PROBLEM TO WORK ON
In your answer, print every record exactly as it is written.

Data extracted from a collection:
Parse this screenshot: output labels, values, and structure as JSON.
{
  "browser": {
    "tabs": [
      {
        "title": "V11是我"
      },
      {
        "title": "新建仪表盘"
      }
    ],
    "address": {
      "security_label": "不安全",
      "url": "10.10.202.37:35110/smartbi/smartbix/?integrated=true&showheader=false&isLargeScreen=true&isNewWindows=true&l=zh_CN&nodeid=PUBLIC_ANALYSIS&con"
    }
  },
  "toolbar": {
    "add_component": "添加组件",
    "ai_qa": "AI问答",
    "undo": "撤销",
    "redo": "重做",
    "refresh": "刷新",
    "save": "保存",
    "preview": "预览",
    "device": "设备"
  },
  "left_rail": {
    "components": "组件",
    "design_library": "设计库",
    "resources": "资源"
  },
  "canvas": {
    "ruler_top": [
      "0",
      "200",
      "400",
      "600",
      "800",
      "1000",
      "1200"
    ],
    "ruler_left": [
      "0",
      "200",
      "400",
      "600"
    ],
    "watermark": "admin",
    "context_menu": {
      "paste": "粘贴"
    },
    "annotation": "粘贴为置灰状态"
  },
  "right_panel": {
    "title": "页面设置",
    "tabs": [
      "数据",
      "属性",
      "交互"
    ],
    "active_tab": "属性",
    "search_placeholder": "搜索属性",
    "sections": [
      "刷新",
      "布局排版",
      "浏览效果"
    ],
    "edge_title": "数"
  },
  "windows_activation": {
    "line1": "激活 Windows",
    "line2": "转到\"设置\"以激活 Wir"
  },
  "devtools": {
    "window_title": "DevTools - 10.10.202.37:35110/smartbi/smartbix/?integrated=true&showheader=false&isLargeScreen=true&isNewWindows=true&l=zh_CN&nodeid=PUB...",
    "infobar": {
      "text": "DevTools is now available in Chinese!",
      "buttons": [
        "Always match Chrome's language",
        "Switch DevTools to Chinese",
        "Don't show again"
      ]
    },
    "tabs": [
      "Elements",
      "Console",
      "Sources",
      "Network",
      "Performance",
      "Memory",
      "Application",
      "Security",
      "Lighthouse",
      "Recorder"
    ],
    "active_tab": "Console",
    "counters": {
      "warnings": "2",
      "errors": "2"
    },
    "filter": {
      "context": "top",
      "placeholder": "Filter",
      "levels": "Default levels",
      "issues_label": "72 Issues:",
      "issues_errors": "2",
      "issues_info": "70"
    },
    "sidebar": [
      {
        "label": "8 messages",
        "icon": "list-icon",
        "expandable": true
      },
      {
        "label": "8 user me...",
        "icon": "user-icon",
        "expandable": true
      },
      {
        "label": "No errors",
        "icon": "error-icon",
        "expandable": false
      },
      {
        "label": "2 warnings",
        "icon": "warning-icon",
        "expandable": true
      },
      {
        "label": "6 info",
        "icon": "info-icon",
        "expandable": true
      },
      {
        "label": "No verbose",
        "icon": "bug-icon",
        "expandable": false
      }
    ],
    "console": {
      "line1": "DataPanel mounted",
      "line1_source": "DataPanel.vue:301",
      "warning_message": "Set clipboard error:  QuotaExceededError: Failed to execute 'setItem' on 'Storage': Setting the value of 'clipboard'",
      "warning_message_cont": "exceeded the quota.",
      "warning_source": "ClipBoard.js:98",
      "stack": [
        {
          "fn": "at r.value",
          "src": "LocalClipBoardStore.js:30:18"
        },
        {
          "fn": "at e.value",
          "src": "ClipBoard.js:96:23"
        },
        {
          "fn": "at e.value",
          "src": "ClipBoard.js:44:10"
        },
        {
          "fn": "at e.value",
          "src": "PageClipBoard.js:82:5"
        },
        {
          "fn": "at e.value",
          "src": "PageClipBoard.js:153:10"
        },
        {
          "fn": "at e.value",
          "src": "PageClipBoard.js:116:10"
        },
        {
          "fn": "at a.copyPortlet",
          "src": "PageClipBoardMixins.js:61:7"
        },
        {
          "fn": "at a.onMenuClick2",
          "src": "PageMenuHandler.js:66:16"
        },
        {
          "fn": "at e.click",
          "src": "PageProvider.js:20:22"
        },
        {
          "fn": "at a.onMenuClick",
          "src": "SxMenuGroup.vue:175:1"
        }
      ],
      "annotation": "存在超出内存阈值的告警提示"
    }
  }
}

WRITTEN SOLUTION
Parse this screenshot: output labels, values, and structure as JSON.
{
  "browser": {
    "tabs": [
      {
        "title": "V11是我"
      },
      {
        "title": "新建仪表盘"
      }
    ],
    "address": {
      "security_label": "不安全",
      "url": "10.10.202.37:35110/smartbi/smartbix/?integrated=true&showheader=false&isLargeScreen=true&isNewWindows=true&l=zh_CN&nodeid=PUBLIC_ANALYSIS&con"
    }
  },
  "toolbar": {
    "add_component": "添加组件",
    "ai_qa": "AI问答",
    "undo": "撤销",
    "redo": "重做",
    "refresh": "刷新",
    "save": "保存",
    "preview": "预览",
    "device": "设备"
  },
  "left_rail": {
    "components": "组件",
    "design_library": "设计库",
    "resources": "资源"
  },
  "canvas": {
    "ruler_top": [
      "0",
      "200",
      "400",
      "600",
      "800",
      "1000",
      "1200"
    ],
    "ruler_left": [
      "0",
      "200",
      "400",
      "600"
    ],
    "watermark": "admin",
    "context_menu": {
      "paste": "粘贴"
    },
    "annotation": "粘贴为置灰状态"
  },
  "right_panel": {
    "title": "页面设置",
    "tabs": [
      "数据",
      "属性",
      "交互"
    ],
    "active_tab": "属性",
    "search_placeholder": "搜索属性",
    "sections": [
      "刷新",
      "布局排版",
      "浏览效果"
    ],
    "edge_title": "数"
  },
  "windows_activation": {
    "line1": "激活 Windows",
    "line2": "转到\"设置\"以激活 Wir"
  },
  "devtools": {
    "window_title": "DevTools - 10.10.202.37:35110/smartbi/smartbix/?integrated=true&showheader=false&isLargeScreen=true&isNewWindows=true&l=zh_CN&nodeid=PUB...",
    "infobar": {
      "text": "DevTools is now available in Chinese!",
      "buttons": [
        "Always match Chrome's language",
        "Switch DevTools to Chinese",
        "Don't show again"
      ]
    },
    "tabs": [
      "Elements",
      "Console",
      "Sources",
      "Network",
      "Performance",
      "Memory",
      "Application",
      "Security",
      "Lighthouse",
      "Recorder"
    ],
    "active_tab": "Console",
    "counters": {
      "warnings": "2",
      "errors": "2"
    },
    "filter": {
      "context": "top",
      "placeholder": "Filter",
      "levels": "Default levels",
      "issues_label": "72 Issues:",
      "issues_errors": "2",
      "issues_info": "70"
    },
    "sidebar": [
      {
        "label": "8 messages",
        "icon": "list-icon",
        "expandable": true
      },
      {
        "label": "8 user me...",
        "icon": "user-icon",
        "expandable": true
      },
      {
        "label": "No errors",
        "icon": "error-icon",
        "expandable": false
      },
      {
        "label": "2 warnings",
        "icon": "warning-icon",
        "expandable": true
      },
      {
        "label": "6 info",
        "icon": "info-icon",
        "expandable": true
      },
      {
        "label": "No verbose",
        "icon": "bug-icon",
        "expandable": false
      }
    ],
    "console": {
      "line1": "DataPanel mounted",
      "line1_source": "DataPanel.vue:301",
      "warning_message": "Set clipboard error:  QuotaExceededError: Failed to execute 'setItem' on 'Storage': Setting the value of 'clipboard'",
      "warning_message_cont": "exceeded the quota.",
      "warning_source": "ClipBoard.js:98",
      "stack": [
        {
          "fn": "at r.value",
          "src": "LocalClipBoardStore.js:30:18"
        },
        {
          "fn": "at e.value",
          "src": "ClipBoard.js:96:23"
        },
        {
          "fn": "at e.value",
          "src": "ClipBoard.js:44:10"
        },
        {
          "fn": "at e.value",
          "src": "PageClipBoard.js:82:5"
        },
        {
          "fn": "at e.value",
          "src": "PageClipBoard.js:153:10"
        },
        {
          "fn": "at e.value",
          "src": "PageClipBoard.js:116:10"
        },
        {
          "fn": "at a.copyPortlet",
          "src": "PageClipBoardMixins.js:61:7"
        },
        {
          "fn": "at a.onMenuClick2",
          "src": "PageMenuHandler.js:66:16"
        },
        {
          "fn": "at e.click",
          "src": "PageProvider.js:20:22"
        },
        {
          "fn": "at a.onMenuClick",
          "src": "SxMenuGroup.vue:175:1"
        }
      ],
      "annotation": "存在超出内存阈值的告警提示"
    }
  }
}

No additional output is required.